exoteric said...

The motivation behind skinny male bodies, to me, appears to be simply to make them look more like females. If this is so, the answers to your questions fall as so:

1) Skinny females lose their well defined breasts and hips, whilst skinny men start to show hips, whilst their frames become more slender and more like the female, which can be seen in your second last picture, particularly the left.

2)See 1. Typically, the more masculine of feminine the clothing, the more shapely the model - and this goes for both buxom females and muscle-bound males

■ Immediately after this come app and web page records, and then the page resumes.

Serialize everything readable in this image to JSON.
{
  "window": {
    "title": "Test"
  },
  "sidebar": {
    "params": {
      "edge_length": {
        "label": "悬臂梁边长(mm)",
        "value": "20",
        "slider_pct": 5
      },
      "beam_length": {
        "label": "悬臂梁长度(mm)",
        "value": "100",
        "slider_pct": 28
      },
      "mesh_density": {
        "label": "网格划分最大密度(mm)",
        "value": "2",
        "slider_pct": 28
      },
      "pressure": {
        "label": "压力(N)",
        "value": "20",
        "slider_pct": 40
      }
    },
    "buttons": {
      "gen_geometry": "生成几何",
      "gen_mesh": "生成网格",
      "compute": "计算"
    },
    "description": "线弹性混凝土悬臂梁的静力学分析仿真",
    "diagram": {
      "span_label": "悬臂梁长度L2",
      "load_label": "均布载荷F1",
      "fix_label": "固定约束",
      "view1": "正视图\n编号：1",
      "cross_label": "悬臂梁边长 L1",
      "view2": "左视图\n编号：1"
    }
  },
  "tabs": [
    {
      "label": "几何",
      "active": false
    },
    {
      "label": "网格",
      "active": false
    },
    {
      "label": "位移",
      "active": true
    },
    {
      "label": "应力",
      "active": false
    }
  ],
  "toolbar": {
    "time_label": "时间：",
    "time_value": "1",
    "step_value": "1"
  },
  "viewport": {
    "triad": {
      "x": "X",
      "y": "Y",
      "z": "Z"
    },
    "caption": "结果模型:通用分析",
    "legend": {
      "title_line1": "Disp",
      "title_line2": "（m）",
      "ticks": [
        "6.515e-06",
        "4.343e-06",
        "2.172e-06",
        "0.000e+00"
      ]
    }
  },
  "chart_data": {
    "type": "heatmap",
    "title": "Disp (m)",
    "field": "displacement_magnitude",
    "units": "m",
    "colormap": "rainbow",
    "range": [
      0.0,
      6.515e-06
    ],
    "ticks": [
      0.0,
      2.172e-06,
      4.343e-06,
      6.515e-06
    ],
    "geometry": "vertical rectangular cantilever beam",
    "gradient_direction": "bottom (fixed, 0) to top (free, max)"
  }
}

3) Women, aside from being the predominant focus of fashion for the last hundred odd years, also have more freedom in dress thanks to historical rallying of early feminists freeing them to wear pants as well as dresses. Males, suppressed as they have been by feminist women, have yet to assert their equality and take to wearing skirts - though there is a developing subculture of men who are leading the push. The fashion freedom enjoyed by women has been the reason for them taking on the androgynous roles in greater numbers. Note that it has not always been this way, Shakespearean times for instance had males performing female and androgynous roles in drama.

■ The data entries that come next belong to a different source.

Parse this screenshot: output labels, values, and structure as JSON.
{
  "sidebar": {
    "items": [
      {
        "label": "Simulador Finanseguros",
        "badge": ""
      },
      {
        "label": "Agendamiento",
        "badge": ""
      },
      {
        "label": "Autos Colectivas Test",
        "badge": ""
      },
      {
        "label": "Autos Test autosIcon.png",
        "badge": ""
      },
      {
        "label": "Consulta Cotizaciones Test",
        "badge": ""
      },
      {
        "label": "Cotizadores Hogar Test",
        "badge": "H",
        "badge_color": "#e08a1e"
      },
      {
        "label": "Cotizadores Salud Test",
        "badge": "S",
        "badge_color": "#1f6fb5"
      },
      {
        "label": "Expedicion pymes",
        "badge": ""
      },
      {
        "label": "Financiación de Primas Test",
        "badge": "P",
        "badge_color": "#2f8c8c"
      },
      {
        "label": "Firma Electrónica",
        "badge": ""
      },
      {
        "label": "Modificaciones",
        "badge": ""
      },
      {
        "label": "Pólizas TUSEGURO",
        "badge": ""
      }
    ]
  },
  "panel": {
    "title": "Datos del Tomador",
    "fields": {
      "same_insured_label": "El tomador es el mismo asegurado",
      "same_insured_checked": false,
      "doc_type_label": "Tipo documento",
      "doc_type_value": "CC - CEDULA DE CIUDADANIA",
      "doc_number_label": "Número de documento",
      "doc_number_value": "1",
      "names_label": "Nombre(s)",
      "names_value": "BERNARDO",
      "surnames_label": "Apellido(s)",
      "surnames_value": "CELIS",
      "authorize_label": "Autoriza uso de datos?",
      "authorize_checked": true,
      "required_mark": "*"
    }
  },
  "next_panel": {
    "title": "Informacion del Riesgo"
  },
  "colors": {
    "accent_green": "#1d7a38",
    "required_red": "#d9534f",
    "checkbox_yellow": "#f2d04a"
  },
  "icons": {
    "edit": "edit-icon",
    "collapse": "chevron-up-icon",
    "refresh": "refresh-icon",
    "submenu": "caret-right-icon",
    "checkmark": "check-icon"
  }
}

4)Because female fashions have gone masculine, without male fashions going feminine. Currently, I feel fashion isn't androgynous when everyone is in a suit and tie - it is androgynous when everyone is in a skirt suit and tie. Only then can we say that the genders have mixed, rather than the female assimilated into the male as is currently the case.

5)Because times are changing, and men are adopting traditional feminine fashions such as close fitting clothing, colour and skirted fashions.

jennifletzet said...

Interesting responses - thank you for these.

I agree with a lot of what you think - in fact, the more I think about this issue, the more and more possible reasons and 'sub'-reasons seem to come out of it - there is a vast array of possibilities for the logic and psychology behind modelling.

I would only take issue with your assumption that men have been suppressed into rejecting skirts and dresses solely by feminist women. I think definitions and expectations about 'masculinity' - largely defined by men themselves (although also, of course, affected by women's expectations and definitions as well) - are what keeps men in trousers: for the same reason why women have adapted to trousers sooner than men have adapted to skirts - it has to do with masculinity being perceived as a more desirable characteristic and attribute than femininity... I know I am not the only person with feminist persuasions who would be absolutely delighted to see men in skirts!